EXERCISE GOAL: Return all the entries below exactly as they were given.

DATA RECORDS:

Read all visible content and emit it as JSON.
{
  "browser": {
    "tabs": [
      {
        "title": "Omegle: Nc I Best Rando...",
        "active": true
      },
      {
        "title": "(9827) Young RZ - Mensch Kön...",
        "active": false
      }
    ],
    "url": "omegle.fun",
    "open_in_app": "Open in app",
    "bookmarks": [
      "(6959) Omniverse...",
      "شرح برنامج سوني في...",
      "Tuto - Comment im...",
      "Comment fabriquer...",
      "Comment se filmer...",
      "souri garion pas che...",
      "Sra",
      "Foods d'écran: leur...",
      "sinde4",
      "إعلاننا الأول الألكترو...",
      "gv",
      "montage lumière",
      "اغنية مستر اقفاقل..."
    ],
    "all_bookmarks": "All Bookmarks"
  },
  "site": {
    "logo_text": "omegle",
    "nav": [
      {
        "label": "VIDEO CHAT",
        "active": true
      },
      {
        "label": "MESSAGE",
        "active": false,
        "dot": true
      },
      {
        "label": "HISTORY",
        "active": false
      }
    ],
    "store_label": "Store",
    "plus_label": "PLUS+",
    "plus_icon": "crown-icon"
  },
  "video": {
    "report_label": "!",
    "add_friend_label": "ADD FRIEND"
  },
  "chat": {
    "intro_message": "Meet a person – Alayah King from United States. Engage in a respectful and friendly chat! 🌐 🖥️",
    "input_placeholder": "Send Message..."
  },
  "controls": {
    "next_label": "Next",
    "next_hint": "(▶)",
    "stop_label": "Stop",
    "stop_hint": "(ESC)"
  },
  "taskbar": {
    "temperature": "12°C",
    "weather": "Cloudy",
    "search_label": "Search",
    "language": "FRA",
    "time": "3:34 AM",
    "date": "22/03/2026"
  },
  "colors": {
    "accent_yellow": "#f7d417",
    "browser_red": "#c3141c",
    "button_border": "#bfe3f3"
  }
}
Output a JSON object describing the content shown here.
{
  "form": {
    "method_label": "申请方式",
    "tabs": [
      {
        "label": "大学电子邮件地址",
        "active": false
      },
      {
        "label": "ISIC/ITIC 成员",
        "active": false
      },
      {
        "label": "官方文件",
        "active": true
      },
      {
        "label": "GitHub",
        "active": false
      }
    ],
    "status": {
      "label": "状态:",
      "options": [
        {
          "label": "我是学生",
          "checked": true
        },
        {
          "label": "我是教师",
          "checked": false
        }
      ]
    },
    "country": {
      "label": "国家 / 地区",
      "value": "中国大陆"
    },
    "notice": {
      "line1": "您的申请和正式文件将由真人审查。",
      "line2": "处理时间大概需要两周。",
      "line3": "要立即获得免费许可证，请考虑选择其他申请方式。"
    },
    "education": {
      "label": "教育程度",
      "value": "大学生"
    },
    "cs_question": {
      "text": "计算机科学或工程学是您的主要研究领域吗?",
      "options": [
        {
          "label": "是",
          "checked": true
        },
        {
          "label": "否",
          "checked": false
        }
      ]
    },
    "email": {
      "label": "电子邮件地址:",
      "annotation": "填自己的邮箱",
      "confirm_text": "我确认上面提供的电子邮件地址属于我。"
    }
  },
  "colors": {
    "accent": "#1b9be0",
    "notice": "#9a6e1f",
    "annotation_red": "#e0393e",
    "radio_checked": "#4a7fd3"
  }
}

PROBLEM SOLUTION:
Read all visible content and emit it as JSON.
{
  "browser": {
    "tabs": [
      {
        "title": "Omegle: Nc I Best Rando...",
        "active": true
      },
      {
        "title": "(9827) Young RZ - Mensch Kön...",
        "active": false
      }
    ],
    "url": "omegle.fun",
    "open_in_app": "Open in app",
    "bookmarks": [
      "(6959) Omniverse...",
      "شرح برنامج سوني في...",
      "Tuto - Comment im...",
      "Comment fabriquer...",
      "Comment se filmer...",
      "souri garion pas che...",
      "Sra",
      "Foods d'écran: leur...",
      "sinde4",
      "إعلاننا الأول الألكترو...",
      "gv",
      "montage lumière",
      "اغنية مستر اقفاقل..."
    ],
    "all_bookmarks": "All Bookmarks"
  },
  "site": {
    "logo_text": "omegle",
    "nav": [
      {
        "label": "VIDEO CHAT",
        "active": true
      },
      {
        "label": "MESSAGE",
        "active": false,
        "dot": true
      },
      {
        "label": "HISTORY",
        "active": false
      }
    ],
    "store_label": "Store",
    "plus_label": "PLUS+",
    "plus_icon": "crown-icon"
  },
  "video": {
    "report_label": "!",
    "add_friend_label": "ADD FRIEND"
  },
  "chat": {
    "intro_message": "Meet a person – Alayah King from United States. Engage in a respectful and friendly chat! 🌐 🖥️",
    "input_placeholder": "Send Message..."
  },
  "controls": {
    "next_label": "Next",
    "next_hint": "(▶)",
    "stop_label": "Stop",
    "stop_hint": "(ESC)"
  },
  "taskbar": {
    "temperature": "12°C",
    "weather": "Cloudy",
    "search_label": "Search",
    "language": "FRA",
    "time": "3:34 AM",
    "date": "22/03/2026"
  },
  "colors": {
    "accent_yellow": "#f7d417",
    "browser_red": "#c3141c",
    "button_border": "#bfe3f3"
  }
}
Output a JSON object describing the content shown here.
{
  "form": {
    "method_label": "申请方式",
    "tabs": [
      {
        "label": "大学电子邮件地址",
        "active": false
      },
      {
        "label": "ISIC/ITIC 成员",
        "active": false
      },
      {
        "label": "官方文件",
        "active": true
      },
      {
        "label": "GitHub",
        "active": false
      }
    ],
    "status": {
      "label": "状态:",
      "options": [
        {
          "label": "我是学生",
          "checked": true
        },
        {
          "label": "我是教师",
          "checked": false
        }
      ]
    },
    "country": {
      "label": "国家 / 地区",
      "value": "中国大陆"
    },
    "notice": {
      "line1": "您的申请和正式文件将由真人审查。",
      "line2": "处理时间大概需要两周。",
      "line3": "要立即获得免费许可证，请考虑选择其他申请方式。"
    },
    "education": {
      "label": "教育程度",
      "value": "大学生"
    },
    "cs_question": {
      "text": "计算机科学或工程学是您的主要研究领域吗?",
      "options": [
        {
          "label": "是",
          "checked": true
        },
        {
          "label": "否",
          "checked": false
        }
      ]
    },
    "email": {
      "label": "电子邮件地址:",
      "annotation": "填自己的邮箱",
      "confirm_text": "我确认上面提供的电子邮件地址属于我。"
    }
  },
  "colors": {
    "accent": "#1b9be0",
    "notice": "#9a6e1f",
    "annotation_red": "#e0393e",
    "radio_checked": "#4a7fd3"
  }
}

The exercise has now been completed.